You are right that you can express $\partial_l r_i$ in terms of a Kronecker delta.

Would ∂$_{m}$r$_{m}$ just be equal to the divergence of r i.e. ∇°r?

and for expressing it as a krockner delta is it just ∂$_{l}$r$_{i}$ = δ$_{li}$∂r?

TSny
Homework Helper
Gold Member
Would ∂$_{m}$r$_{m}$ just be equal to the divergence of r i.e. ∇°r?
Yes. You should be able to reduce ∂$_{m}$r$_{m}$ to a number.

and for expressing it as a krockner delta is it just ∂$_{l}$r$_{i}$ = δ$_{li}$∂r?
Not quite.
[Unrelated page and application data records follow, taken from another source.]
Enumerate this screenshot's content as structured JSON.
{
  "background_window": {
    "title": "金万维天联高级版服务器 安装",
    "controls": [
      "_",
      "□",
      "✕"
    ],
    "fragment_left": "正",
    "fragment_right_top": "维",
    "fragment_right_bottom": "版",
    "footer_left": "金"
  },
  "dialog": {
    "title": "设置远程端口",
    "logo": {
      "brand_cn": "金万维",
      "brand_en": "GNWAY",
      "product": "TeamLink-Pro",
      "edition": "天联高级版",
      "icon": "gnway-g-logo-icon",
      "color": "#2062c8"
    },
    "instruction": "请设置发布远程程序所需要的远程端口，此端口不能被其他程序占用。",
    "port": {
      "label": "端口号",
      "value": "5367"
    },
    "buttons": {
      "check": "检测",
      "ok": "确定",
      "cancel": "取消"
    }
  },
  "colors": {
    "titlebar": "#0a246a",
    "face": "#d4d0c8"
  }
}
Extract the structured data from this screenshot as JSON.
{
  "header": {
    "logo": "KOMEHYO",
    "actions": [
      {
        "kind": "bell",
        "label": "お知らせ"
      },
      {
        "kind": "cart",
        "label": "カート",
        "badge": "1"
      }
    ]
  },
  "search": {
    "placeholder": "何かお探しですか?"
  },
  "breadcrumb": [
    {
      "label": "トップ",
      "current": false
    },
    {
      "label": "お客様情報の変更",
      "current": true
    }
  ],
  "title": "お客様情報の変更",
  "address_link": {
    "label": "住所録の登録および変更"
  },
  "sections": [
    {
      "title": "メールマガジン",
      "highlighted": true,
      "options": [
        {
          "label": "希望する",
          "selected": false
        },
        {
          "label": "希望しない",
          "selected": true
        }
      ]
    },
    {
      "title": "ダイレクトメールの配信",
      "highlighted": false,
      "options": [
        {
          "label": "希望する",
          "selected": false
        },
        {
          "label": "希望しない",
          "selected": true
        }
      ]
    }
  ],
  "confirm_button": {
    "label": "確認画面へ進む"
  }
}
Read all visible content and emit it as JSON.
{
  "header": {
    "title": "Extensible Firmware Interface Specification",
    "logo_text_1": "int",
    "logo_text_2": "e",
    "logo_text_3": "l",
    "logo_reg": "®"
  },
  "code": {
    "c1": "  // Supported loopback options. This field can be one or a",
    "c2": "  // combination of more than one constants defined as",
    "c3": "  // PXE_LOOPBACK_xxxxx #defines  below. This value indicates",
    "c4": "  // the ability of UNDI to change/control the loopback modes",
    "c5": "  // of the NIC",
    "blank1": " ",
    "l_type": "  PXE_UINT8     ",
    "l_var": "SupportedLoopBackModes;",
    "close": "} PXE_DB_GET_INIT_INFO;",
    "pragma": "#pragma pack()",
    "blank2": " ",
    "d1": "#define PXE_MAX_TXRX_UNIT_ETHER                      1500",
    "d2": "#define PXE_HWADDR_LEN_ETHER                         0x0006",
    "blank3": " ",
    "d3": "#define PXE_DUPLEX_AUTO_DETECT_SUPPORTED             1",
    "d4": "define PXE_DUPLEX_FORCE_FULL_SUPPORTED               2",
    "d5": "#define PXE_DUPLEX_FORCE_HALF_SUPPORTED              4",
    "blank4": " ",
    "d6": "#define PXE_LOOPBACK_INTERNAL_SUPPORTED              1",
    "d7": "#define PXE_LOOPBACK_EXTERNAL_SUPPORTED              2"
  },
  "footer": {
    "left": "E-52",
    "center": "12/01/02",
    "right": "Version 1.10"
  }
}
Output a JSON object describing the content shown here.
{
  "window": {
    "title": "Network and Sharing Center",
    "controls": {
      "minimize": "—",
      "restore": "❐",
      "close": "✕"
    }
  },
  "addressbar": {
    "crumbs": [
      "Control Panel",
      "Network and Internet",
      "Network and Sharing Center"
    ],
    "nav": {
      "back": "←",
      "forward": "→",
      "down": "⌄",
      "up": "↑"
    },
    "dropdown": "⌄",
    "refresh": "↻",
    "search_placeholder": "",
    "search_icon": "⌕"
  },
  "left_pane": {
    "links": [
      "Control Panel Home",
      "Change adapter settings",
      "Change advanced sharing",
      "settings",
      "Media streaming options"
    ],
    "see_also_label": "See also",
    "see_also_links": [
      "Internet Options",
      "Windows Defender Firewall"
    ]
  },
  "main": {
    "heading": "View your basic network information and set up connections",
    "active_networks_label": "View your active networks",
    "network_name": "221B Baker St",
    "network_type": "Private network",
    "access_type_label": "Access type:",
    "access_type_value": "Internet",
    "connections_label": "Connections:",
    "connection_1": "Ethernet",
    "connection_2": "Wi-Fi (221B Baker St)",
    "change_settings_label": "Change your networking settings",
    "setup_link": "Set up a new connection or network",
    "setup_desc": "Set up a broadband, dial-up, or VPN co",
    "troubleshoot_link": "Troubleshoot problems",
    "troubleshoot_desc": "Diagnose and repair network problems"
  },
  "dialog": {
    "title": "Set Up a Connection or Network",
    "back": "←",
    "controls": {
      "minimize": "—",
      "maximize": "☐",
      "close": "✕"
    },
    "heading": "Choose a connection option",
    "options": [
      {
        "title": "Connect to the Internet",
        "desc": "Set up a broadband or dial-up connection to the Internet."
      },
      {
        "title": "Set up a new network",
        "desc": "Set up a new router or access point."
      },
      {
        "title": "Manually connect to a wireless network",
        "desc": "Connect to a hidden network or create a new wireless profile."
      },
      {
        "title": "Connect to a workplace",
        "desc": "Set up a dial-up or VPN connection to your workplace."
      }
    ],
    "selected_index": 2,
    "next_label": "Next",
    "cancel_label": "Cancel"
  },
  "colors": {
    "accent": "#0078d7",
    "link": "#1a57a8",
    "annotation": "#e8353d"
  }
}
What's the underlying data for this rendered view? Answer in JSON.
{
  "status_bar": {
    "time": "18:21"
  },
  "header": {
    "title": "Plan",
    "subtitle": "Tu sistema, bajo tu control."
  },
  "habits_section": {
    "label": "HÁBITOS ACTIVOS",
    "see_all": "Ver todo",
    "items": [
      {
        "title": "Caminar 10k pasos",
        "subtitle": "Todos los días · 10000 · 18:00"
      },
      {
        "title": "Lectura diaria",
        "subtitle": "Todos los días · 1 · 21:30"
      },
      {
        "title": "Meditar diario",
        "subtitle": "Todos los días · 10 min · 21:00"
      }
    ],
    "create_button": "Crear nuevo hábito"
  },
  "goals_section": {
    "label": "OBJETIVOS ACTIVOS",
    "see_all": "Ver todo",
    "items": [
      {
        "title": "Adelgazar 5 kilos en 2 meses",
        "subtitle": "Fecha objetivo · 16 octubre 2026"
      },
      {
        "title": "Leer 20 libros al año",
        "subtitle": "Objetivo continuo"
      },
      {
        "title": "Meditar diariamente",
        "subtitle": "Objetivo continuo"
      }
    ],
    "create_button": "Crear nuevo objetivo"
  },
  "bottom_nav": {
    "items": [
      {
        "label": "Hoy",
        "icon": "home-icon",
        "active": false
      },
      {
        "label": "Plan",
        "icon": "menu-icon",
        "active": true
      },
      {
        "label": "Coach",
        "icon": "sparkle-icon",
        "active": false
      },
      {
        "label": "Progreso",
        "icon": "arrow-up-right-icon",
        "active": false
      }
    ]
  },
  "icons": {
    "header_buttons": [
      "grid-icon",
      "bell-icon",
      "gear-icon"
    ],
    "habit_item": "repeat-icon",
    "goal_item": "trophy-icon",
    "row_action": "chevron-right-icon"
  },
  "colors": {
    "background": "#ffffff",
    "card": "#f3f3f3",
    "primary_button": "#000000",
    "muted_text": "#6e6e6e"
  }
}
It's simpler than you wrote.

For the first thing, its just 1 right? And that's because the derivative of r with respect to r is just 1?

For the second... l has to equal i is what I am going to go with so does that mean that that portion is equal to 0? Or is that incorrect?

tiny-tim
Homework Helper
For the first thing, its just 1 right? And that's because the derivative of r with respect to r is just 1?
no, you can't differentiate wrt a vector

(and if you mean |r|, that isn't in your equation)

instead of ∂/∂r, try ∂/∂x or ∂/∂y or ∂/∂z

TSny
Homework Helper
Gold Member
What does the symbol $\partial_m$ stand for? It is a derivative with respect to something. What is the "something"?

oh... Okay then let me try again:

since r is x i + y j + z k when we take the divergence we get 3?

TSny
Homework Helper
Gold Member
since r is x i + y j + z k when we take the divergence we get 3?
Yes. Good.

1 person
Okay awesome (rather silly of me though)! Now for the second portion I am still lost. I am going to take a guess that it just equals 1 but I can't justify it to myself. Is that correct? and if it is why is it correct?

tiny-tim
Homework Helper
if you get confused, remember you can always write ∂mrn as ∂xn/∂xm

which equals … ?

well it would equal 1 only if the indices are equal so then is it equal to 3 also? (because of the y and z components)?

edit: looking only at the x component the indicies are summed to 3 so for the x component is it equal to 3?

tiny-tim
Homework Helper
well it would equal 1 only if the indices are equal …
hold it there!

so (for fixed m and n) ∂xn/∂xm = … ?

Right we don't have a repeated index

that would then = 0 because you are looking at different components correct?

tiny-tim
Homework Helper
∂xn/∂xm = δmn

1 person
hm. I can see how that works now but do you think you can explain that a little further if possible?

Also that means then I have this left with the appropriate substituitons:
$\frac{1}{2}$[3B$_{0i}$ - B$_{0l}$δ$_{li}$]

so then δ$_{li}$] = 1 only if l = i or 0 if l ≠ i

changing indicies

$\frac{1}{2}$[3B$_{0i}$ - B$_{0i}$δ(1)]

so then B = B$_{0}$

and that's it correct?

Thank you by the way guys for your help. I am very glad you didn't just give me the answers and helped me along even if it was a little silly in hindsight!

tiny-tim
Homework Helper
… B$_{0l}$δ$_{li}$

changing indicies

…B$_{0i}$δ(1)]
once you've used the δ to change the indices, the δ disappears

B$_{0l}$δ$_{li}$ = B0i

(oh, and i forgot to mention: your "B =" on the LHS of all your equations should have been "Bi = " )

Oh that was a mistake I knew that but thank you. You have been a wonderful help!